The Theodore Roethke Prize is awarded to recognize the best work published in Poetry Northwest each year. There is no application process; only poems published in the magazine are eligible for consideration. To read the work of last year’s recipient, visit here. For a list of past winners, visit here.
The man who called himself Dan Cooper — and who came to be known, through a journalist’s error, as D.B. Cooper — probably didn’t survive his jump from the plane. (There was a time when investigators believed that only an expert parachutist would have attempted such a dangerous jump. Now most believe that only an idiot would have.) But if he did survive, I promise you this: nothing infuriates him more than reading about someone’s recently deceased husband or father who with his last breath confessed to being the legendary hijacker. Yet I consider that act — falsely claiming to be an infamous criminal as a final bid for immortality — to be every bit as strange and audacious as jumping out of a 727 at night in dress shoes. (Eric McHenry)
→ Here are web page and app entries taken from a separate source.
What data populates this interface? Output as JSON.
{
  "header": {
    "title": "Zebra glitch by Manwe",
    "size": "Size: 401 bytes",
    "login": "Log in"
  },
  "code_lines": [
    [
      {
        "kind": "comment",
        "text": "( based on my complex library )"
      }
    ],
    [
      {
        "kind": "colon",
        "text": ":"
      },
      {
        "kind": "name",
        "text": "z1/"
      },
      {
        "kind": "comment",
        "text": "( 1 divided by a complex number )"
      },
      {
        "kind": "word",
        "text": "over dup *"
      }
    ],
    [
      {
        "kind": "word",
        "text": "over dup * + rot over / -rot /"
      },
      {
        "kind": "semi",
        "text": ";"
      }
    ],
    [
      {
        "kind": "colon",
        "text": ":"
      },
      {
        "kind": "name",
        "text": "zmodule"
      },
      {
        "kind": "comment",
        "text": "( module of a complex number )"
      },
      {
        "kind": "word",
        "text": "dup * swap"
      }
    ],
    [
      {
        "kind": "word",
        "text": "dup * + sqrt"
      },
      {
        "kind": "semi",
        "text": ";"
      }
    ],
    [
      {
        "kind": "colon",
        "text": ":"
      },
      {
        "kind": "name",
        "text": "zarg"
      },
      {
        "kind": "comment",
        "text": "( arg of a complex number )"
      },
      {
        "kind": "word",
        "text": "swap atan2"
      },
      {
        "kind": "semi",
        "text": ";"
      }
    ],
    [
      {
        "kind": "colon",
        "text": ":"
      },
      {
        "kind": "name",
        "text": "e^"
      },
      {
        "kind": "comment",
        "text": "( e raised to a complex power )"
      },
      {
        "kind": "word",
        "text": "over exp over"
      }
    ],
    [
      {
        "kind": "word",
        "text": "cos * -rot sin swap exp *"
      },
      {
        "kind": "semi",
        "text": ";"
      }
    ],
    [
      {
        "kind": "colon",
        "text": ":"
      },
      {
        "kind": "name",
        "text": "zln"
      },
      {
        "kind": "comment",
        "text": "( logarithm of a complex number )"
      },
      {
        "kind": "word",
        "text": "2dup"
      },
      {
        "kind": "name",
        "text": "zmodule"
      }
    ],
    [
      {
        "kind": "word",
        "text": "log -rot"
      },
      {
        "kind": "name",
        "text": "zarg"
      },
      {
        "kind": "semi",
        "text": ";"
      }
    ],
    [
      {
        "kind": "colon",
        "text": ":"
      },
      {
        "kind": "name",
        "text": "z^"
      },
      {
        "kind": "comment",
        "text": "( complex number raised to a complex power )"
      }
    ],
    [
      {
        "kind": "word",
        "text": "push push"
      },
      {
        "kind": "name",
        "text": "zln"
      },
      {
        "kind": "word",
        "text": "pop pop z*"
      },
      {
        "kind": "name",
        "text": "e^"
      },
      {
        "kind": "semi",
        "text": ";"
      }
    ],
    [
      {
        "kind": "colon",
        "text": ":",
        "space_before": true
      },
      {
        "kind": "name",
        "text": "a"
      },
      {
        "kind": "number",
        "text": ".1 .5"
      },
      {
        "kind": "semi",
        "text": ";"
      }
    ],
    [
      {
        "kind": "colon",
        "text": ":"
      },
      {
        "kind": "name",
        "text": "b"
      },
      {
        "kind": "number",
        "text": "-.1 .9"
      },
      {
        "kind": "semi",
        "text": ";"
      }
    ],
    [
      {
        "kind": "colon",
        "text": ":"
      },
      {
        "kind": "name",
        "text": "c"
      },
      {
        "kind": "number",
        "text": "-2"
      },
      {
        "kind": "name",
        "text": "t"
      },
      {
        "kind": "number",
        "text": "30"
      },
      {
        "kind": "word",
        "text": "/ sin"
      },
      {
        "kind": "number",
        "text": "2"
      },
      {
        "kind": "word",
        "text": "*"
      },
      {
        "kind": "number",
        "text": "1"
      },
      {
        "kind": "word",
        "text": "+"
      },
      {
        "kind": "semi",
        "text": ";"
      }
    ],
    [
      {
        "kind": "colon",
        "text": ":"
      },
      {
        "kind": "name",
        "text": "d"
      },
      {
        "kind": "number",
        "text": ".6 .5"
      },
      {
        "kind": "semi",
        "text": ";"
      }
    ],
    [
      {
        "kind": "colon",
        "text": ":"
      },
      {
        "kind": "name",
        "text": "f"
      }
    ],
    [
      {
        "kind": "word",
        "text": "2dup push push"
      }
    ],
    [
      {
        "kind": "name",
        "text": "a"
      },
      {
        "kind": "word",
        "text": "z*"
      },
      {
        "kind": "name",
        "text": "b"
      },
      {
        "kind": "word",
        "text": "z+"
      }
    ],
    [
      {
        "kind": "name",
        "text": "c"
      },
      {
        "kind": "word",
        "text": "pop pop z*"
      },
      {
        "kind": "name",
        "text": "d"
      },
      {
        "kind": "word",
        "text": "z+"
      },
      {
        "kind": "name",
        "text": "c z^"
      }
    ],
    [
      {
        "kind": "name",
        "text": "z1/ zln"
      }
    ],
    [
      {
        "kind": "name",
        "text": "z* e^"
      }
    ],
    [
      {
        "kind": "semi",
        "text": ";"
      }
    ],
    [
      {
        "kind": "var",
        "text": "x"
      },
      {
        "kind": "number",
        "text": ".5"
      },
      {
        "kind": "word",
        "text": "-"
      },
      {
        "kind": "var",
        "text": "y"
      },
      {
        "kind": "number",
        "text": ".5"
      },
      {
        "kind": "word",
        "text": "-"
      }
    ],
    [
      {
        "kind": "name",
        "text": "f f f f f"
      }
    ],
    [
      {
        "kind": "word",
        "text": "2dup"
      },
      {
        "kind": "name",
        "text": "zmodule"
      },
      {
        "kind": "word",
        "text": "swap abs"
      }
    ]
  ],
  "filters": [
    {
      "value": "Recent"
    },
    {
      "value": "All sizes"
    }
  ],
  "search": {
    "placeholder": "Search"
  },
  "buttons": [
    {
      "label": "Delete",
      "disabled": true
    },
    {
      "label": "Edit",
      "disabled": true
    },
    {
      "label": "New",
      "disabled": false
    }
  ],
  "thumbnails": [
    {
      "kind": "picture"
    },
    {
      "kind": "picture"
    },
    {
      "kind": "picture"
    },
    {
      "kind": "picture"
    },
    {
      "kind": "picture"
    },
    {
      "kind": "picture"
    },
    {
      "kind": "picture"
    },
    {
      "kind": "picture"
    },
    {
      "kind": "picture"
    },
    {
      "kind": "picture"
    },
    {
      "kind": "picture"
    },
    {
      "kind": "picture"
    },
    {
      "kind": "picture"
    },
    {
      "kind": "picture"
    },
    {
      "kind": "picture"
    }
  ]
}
“In 1971 a man calling himself Dan Cooper hijacked
a plane from Portland to Seattle, demanded parachutes
and $200,000 in cash, then jumped into the night with
the money, never to be seen again.” — fbi.gov
So little seemed to be at stake.
The bomb was real; the threat was fake.
Neither was difficult to make.
And I was in my element,
or almost there. Yes, the descent
was cold, but warmer as I went,
and yes it was coal black and raining,
but I had uppers and my training.
I’ve spent my whole life not complaining.
When I could see the woods I wandered
out with the twenties, which I laundered,
safety-deposited, and squandered,
and with the oddest thing — a name
I’d paid for but could never claim,
a private riddle, private fame.
That’s been the hardest part: denial —
remaining of no interest while
the Bureau opened up a file
on every former paratrooper
who in his final morphine stupor
discovered he was D.B. Cooper.
I’m D.B. Cooper. There, I said it.
It’s decent work if you can get it,
but it pays cash. There is no credit,
or blame, or pity in thin air,
and I’ve spent forty winters there.
I’ll take whatever you can spare,
although I don’t suppose the guy
whose last confession is a lie
deserves it any less than I.
Eric McHenry‘s books are Potscrubber Lullabies (Waywiser Press, 2006), which received the Kate Tufts Discovery Award, and Mommy Daddy Evan Sage, a collection of children’s poems with woodcuts by Nicholas Garland, which Waywiser will publish this fall.